══ Data records ══
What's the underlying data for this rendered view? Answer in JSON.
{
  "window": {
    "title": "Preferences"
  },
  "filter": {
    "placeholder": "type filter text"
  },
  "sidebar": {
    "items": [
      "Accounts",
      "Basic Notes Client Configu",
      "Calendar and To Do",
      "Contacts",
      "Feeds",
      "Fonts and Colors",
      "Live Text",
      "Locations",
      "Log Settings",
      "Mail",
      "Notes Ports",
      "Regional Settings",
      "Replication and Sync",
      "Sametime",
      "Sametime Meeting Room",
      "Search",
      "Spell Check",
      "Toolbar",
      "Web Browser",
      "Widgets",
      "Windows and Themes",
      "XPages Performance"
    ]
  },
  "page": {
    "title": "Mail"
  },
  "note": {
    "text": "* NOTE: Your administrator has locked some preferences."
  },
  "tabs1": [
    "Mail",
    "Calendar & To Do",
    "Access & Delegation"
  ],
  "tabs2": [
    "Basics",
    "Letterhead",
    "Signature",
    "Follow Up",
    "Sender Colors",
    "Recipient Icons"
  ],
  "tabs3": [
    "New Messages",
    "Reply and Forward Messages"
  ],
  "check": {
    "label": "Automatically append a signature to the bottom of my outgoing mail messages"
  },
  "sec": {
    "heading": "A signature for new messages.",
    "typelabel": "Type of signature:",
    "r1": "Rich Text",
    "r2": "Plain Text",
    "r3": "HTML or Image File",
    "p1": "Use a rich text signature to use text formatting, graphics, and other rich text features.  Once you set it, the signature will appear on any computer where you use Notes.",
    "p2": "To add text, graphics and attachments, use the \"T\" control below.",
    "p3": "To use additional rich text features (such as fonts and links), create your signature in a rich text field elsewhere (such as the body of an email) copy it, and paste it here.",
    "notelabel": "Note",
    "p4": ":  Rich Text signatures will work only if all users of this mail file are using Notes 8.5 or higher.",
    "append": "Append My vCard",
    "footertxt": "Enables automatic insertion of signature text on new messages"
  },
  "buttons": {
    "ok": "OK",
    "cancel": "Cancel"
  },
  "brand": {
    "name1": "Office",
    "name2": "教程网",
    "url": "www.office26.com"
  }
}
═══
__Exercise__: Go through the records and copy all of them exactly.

__Answer box__:
What's the underlying data for this rendered view? Answer in JSON.
{
  "window": {
    "title": "Preferences"
  },
  "filter": {
    "placeholder": "type filter text"
  },
  "sidebar": {
    "items": [
      "Accounts",
      "Basic Notes Client Configu",
      "Calendar and To Do",
      "Contacts",
      "Feeds",
      "Fonts and Colors",
      "Live Text",
      "Locations",
      "Log Settings",
      "Mail",
      "Notes Ports",
      "Regional Settings",
      "Replication and Sync",
      "Sametime",
      "Sametime Meeting Room",
      "Search",
      "Spell Check",
      "Toolbar",
      "Web Browser",
      "Widgets",
      "Windows and Themes",
      "XPages Performance"
    ]
  },
  "page": {
    "title": "Mail"
  },
  "note": {
    "text": "* NOTE: Your administrator has locked some preferences."
  },
  "tabs1": [
    "Mail",
    "Calendar & To Do",
    "Access & Delegation"
  ],
  "tabs2": [
    "Basics",
    "Letterhead",
    "Signature",
    "Follow Up",
    "Sender Colors",
    "Recipient Icons"
  ],
  "tabs3": [
    "New Messages",
    "Reply and Forward Messages"
  ],
  "check": {
    "label": "Automatically append a signature to the bottom of my outgoing mail messages"
  },
  "sec": {
    "heading": "A signature for new messages.",
    "typelabel": "Type of signature:",
    "r1": "Rich Text",
    "r2": "Plain Text",
    "r3": "HTML or Image File",
    "p1": "Use a rich text signature to use text formatting, graphics, and other rich text features.  Once you set it, the signature will appear on any computer where you use Notes.",
    "p2": "To add text, graphics and attachments, use the \"T\" control below.",
    "p3": "To use additional rich text features (such as fonts and links), create your signature in a rich text field elsewhere (such as the body of an email) copy it, and paste it here.",
    "notelabel": "Note",
    "p4": ":  Rich Text signatures will work only if all users of this mail file are using Notes 8.5 or higher.",
    "append": "Append My vCard",
    "footertxt": "Enables automatic insertion of signature text on new messages"
  },
  "buttons": {
    "ok": "OK",
    "cancel": "Cancel"
  },
  "brand": {
    "name1": "Office",
    "name2": "教程网",
    "url": "www.office26.com"
  }
}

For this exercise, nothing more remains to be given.